The bill contained the extra revenue from a $45 million cap on film industry rebates negotiated the weekend before between House Speaker Ben Lujan and Republican leaders.
The film rebate cap was seen as a loss for Speaker Lujan but it still wasn't enough to get Republican votes for the budget bill. The Democratic hope is that it will be enough to get Gov. Susana Martinez's signature on the budget.
The votes on the budget and film rebate cap were accompanied by hours of rancorous debate. At one point, House Republican whip Don Bratton of Hobbs called a fellow House member a liar for noting that the oil and gas industry receives bigger tax breaks than the film industry,
Much of the acrimony centered around comparison of tax breaks and which industries are using scare tactics to keep their good deals. The truth is that all sides of every tax break issue use scare tactics - usually either the threat to move to another state or to go out of business.
Movies and TV are highly mobile operations. They have been known to pick up band move to another state during a shoot if they get a sweeter deal elsewhere. The oil industry isn't as mobile. It has to drill where the oil is.
Legislative efforts to prevent national corporations from declaring New Mexico profits in states with lower corporate tax also have been met with threats to move. But it is unlikely a Wal-Mart is going to miss out on a good market just because of a slightly higher tax. It has stores in every state.
Plenty of animosity also came to the fore over the effort to take drivers licenses away from illegal aliens. The subject is a top priority of Gov. Martinez but the bill was killed on a tabling motion in a House Committee.
Rep. Andy Nunez, who became an independent at the beginning of this session, was successful in convincing the House to pull the bill out of committee and onto the floor for debate. The process is known as "blasting" a bill out of committee.
It is attempted once or twice almost every session but seldom is successful because it usually is a move by the minority party and the vote almost always is along party lines. So why waste time trying?
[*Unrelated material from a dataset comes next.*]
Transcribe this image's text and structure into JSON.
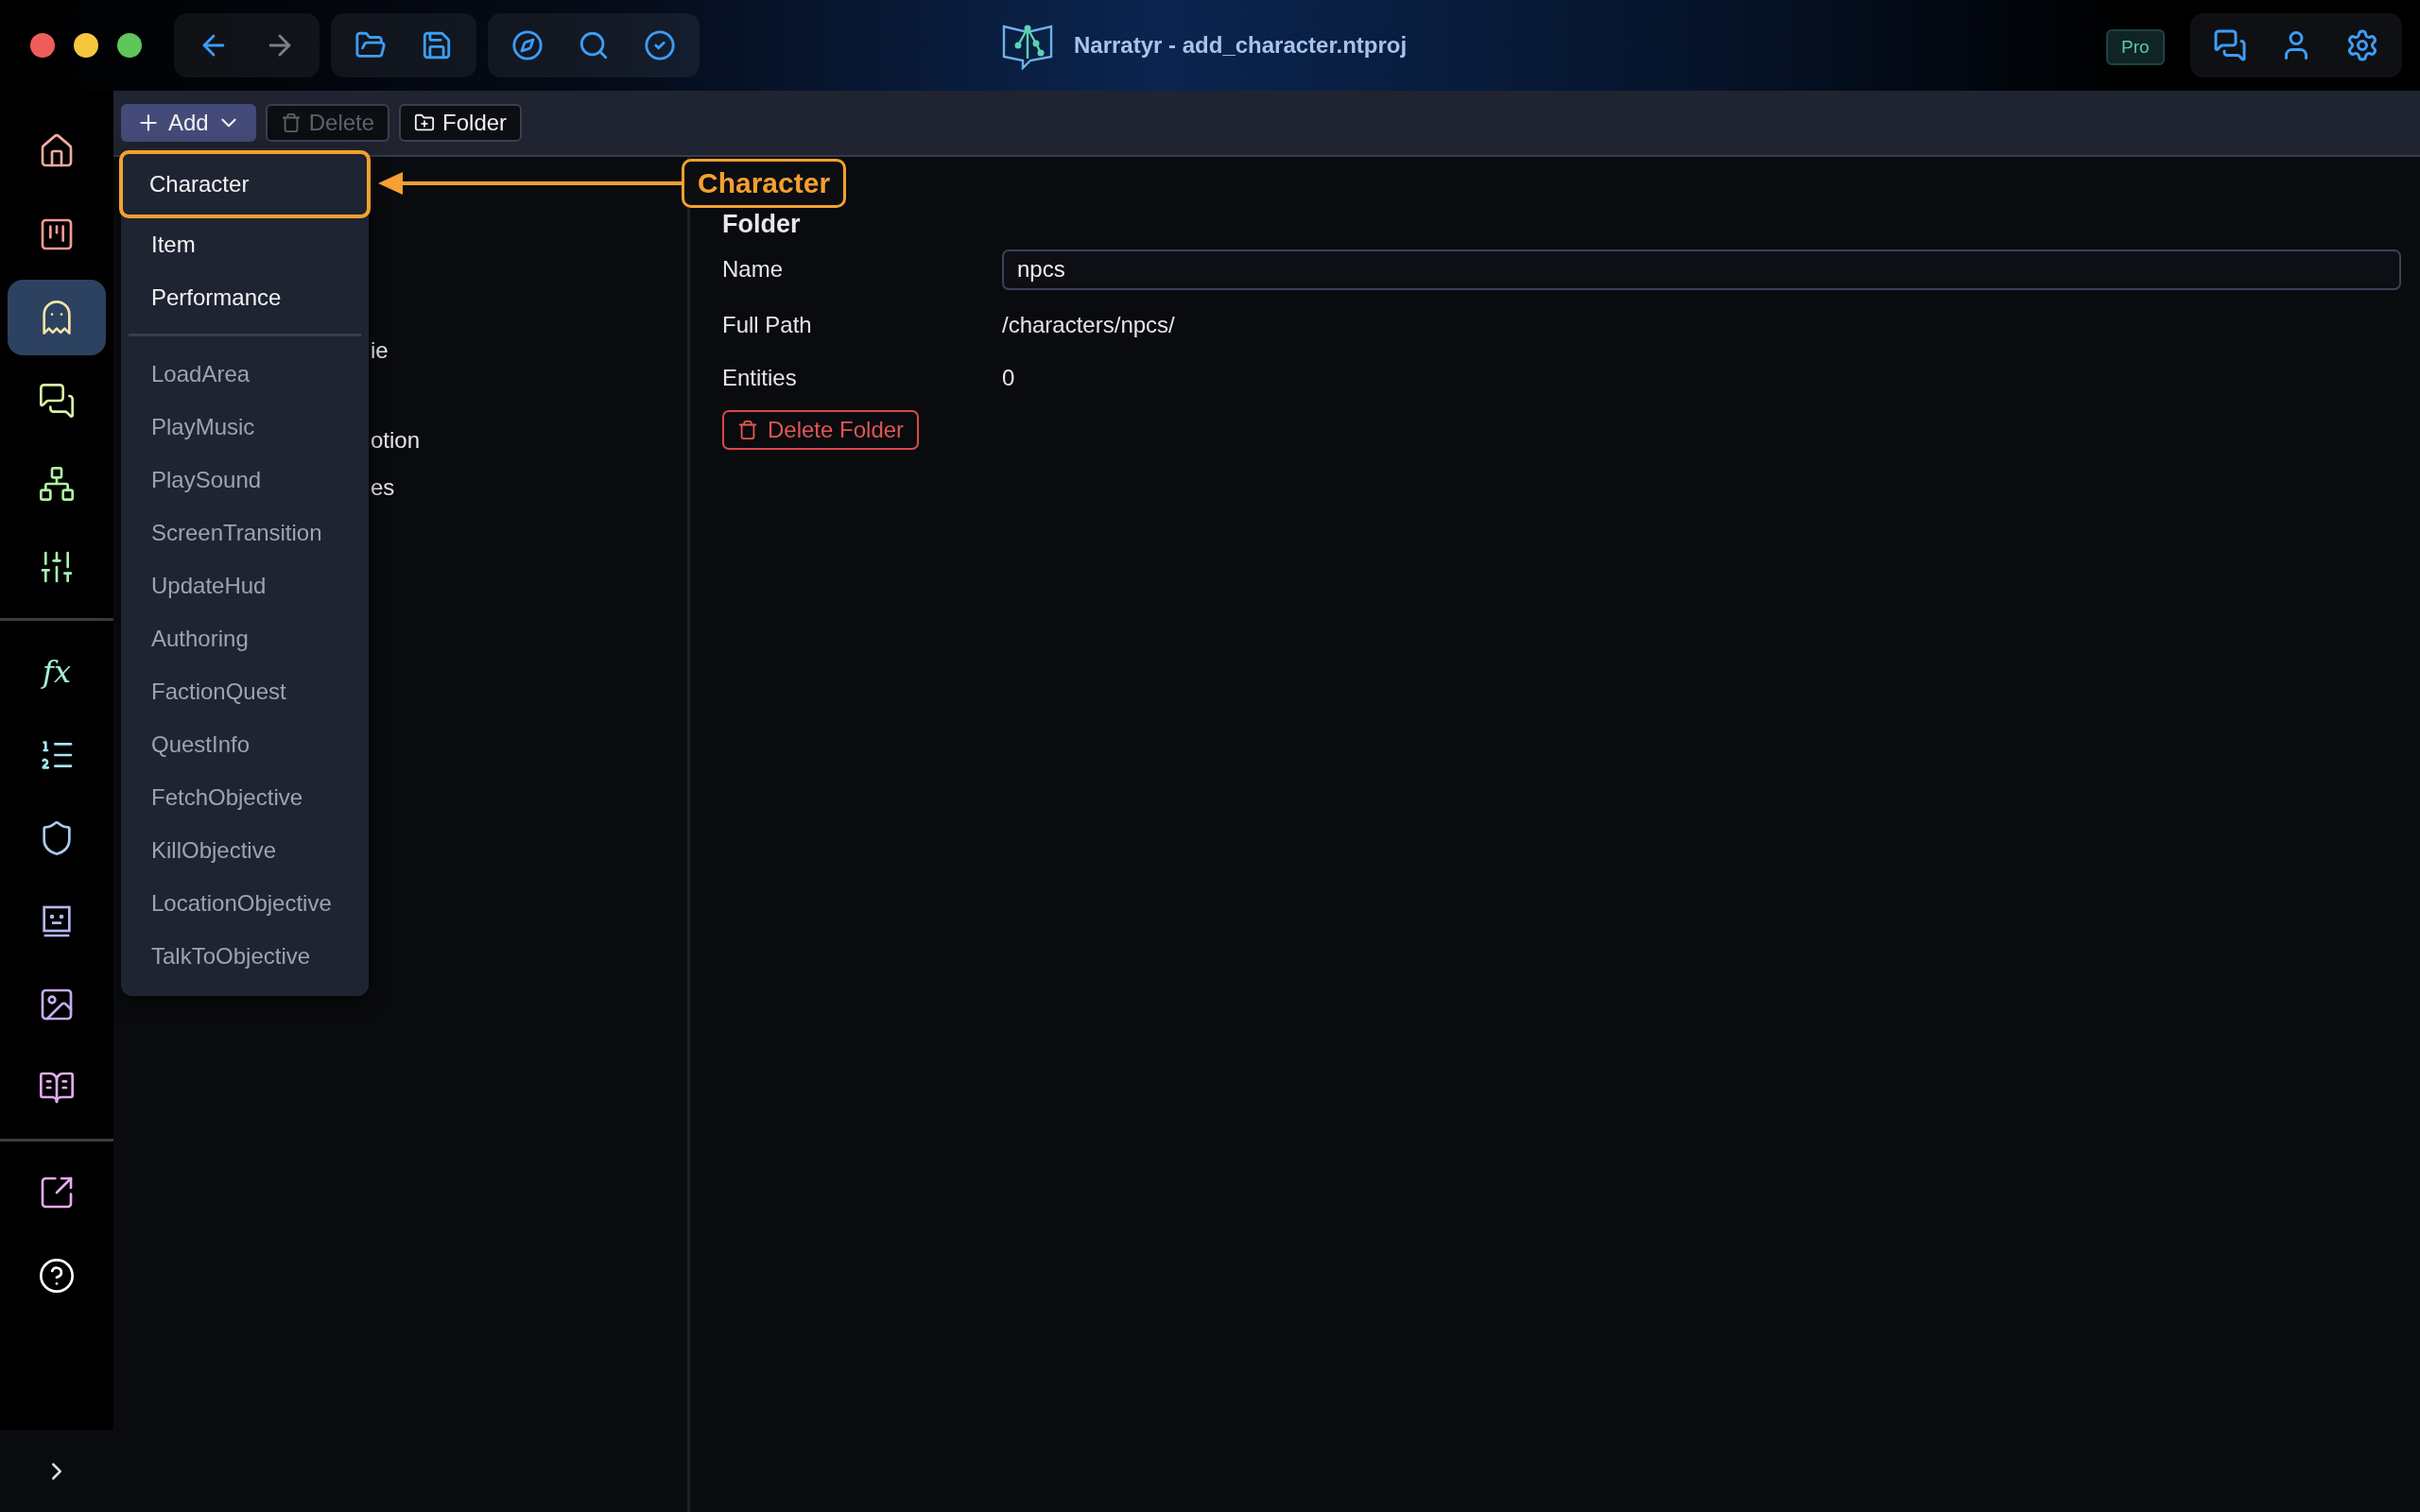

Usually it is a case of wanting to get everyone on record concerning a controversial issue that might come in handy during the next election
Taking drivers' licenses from illegal aliens has been the number one issue for Gov. Martinez this session. She has paid for radio ads and automated phone calls during the session on the issue. Getting Democrats on record in marginal districts can be good campaign fodder.
Nunez, who was elected as a Democrat, was accused by Democrats of following orders from our Republican governor. Nunez insisted it was his own idea.
"Dangerous" is a term that has been thrown around by both sides on the drivers' license issue. Democrats warned House members that blasting a bill out of committee sets a dangerous precedent by weakening the status of committees.
Gov. Martinez claims aliens with driver's licenses are dangerous. Rep. Eleanor Chavez, of Albuquerque, counters that Gov. Martinez is dangerous. It's just another example of the hyperbole floating around this session.
At this point, it appears the heat will be on for the remainder of the session. The controversial bills now are in the Senate, which until this year had been the more conservative and volatile of the two houses. Now, with the turmoil in the House, it appears the Senate may seem more liberal and stable.